[RECORDS TO PROCESS Boundary: Start]
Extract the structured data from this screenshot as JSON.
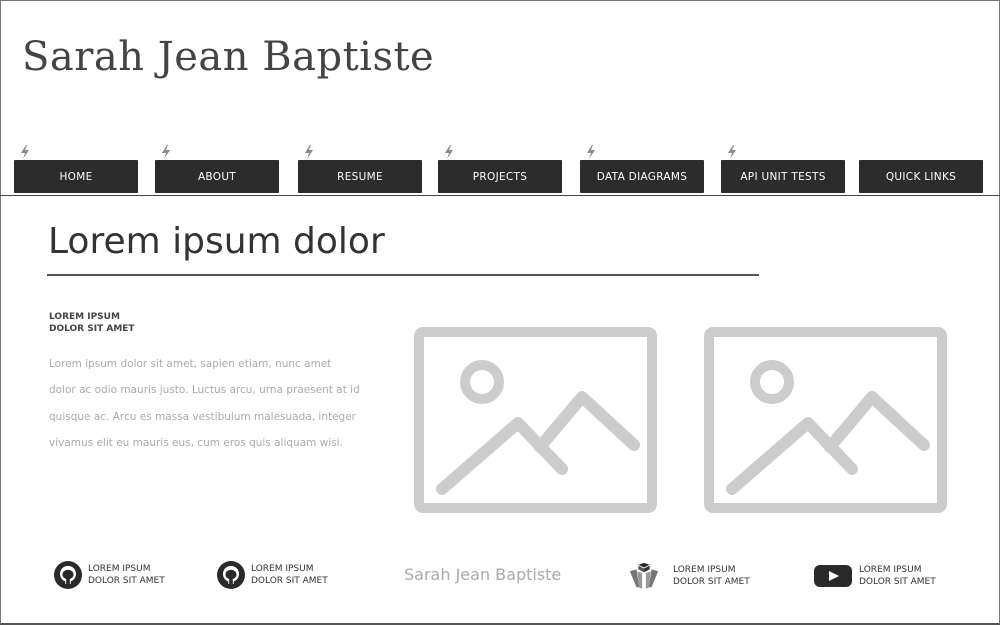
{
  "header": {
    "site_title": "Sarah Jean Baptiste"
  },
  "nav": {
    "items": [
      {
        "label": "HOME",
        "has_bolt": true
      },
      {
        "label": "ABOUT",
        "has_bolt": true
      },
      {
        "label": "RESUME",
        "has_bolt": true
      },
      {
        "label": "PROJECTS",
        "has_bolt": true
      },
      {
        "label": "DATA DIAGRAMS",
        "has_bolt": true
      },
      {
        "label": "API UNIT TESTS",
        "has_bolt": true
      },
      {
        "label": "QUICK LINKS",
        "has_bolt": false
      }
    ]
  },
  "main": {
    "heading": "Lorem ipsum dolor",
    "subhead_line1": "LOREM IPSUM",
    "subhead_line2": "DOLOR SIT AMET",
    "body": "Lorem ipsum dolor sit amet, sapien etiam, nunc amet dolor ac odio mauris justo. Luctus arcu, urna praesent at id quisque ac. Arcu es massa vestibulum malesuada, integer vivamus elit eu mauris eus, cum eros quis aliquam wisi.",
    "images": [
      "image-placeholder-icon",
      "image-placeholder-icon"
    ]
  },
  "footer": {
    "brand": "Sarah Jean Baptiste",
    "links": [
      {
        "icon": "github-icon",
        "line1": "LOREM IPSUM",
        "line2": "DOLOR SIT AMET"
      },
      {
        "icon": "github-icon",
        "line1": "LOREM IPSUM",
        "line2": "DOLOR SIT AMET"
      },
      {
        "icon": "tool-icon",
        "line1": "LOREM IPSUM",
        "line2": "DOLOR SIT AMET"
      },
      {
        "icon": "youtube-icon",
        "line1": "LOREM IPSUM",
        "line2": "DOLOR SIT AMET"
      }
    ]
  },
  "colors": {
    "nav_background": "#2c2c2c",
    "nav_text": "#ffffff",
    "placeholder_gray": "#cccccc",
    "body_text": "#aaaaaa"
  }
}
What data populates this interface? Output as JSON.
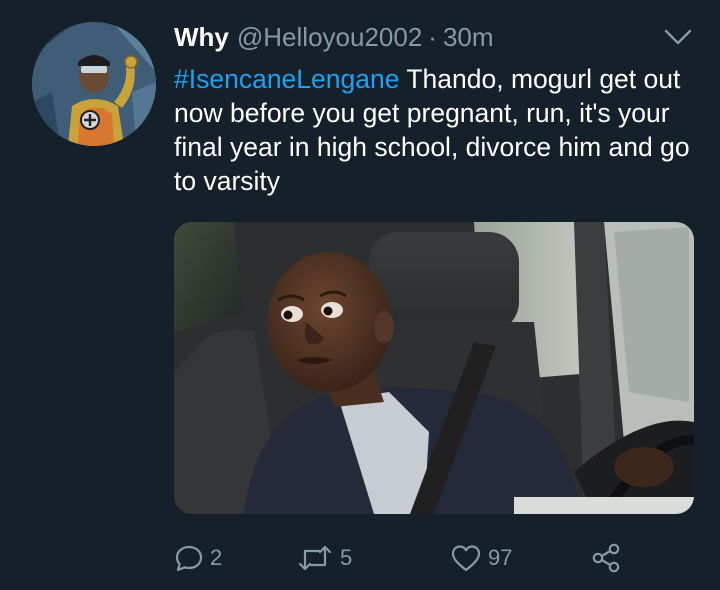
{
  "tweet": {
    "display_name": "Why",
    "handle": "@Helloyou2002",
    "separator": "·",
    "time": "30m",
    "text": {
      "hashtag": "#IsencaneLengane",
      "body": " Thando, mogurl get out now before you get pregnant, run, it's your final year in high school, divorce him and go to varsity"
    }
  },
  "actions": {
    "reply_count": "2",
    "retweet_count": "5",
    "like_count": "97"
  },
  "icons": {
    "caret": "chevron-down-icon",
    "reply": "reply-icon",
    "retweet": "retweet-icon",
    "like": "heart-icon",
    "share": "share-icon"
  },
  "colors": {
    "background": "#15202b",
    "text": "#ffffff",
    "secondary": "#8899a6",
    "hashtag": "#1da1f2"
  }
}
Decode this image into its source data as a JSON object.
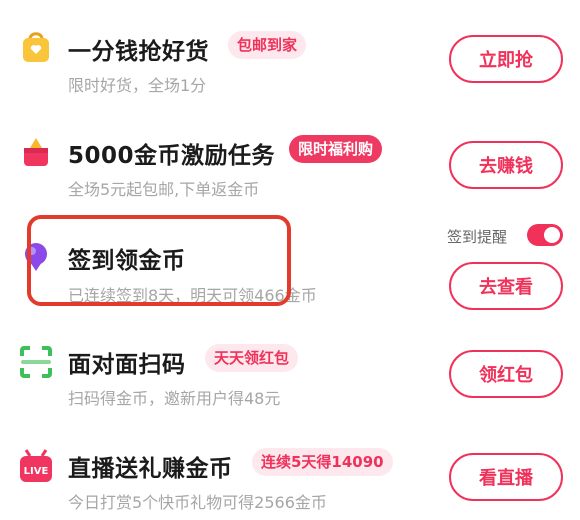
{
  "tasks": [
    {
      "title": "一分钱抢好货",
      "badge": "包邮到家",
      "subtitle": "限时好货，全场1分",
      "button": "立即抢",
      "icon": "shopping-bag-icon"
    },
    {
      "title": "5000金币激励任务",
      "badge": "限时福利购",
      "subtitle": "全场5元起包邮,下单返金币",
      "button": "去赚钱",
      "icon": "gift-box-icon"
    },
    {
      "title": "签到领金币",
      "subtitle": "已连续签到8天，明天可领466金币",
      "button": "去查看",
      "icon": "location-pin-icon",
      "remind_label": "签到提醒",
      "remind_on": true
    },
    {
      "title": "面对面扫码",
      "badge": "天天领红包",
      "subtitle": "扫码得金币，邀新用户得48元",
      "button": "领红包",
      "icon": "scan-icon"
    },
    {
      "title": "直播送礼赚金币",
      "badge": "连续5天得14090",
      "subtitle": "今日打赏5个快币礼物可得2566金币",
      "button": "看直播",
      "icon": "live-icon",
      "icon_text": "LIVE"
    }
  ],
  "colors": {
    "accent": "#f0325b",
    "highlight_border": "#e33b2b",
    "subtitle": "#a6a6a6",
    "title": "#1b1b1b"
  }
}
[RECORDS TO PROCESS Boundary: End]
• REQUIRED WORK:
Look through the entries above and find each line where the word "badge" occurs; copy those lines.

• TASK RESPONSE:
      "badge": "包邮到家",
      "badge": "限时福利购",
      "badge": "天天领红包",
      "badge": "连续5天得14090",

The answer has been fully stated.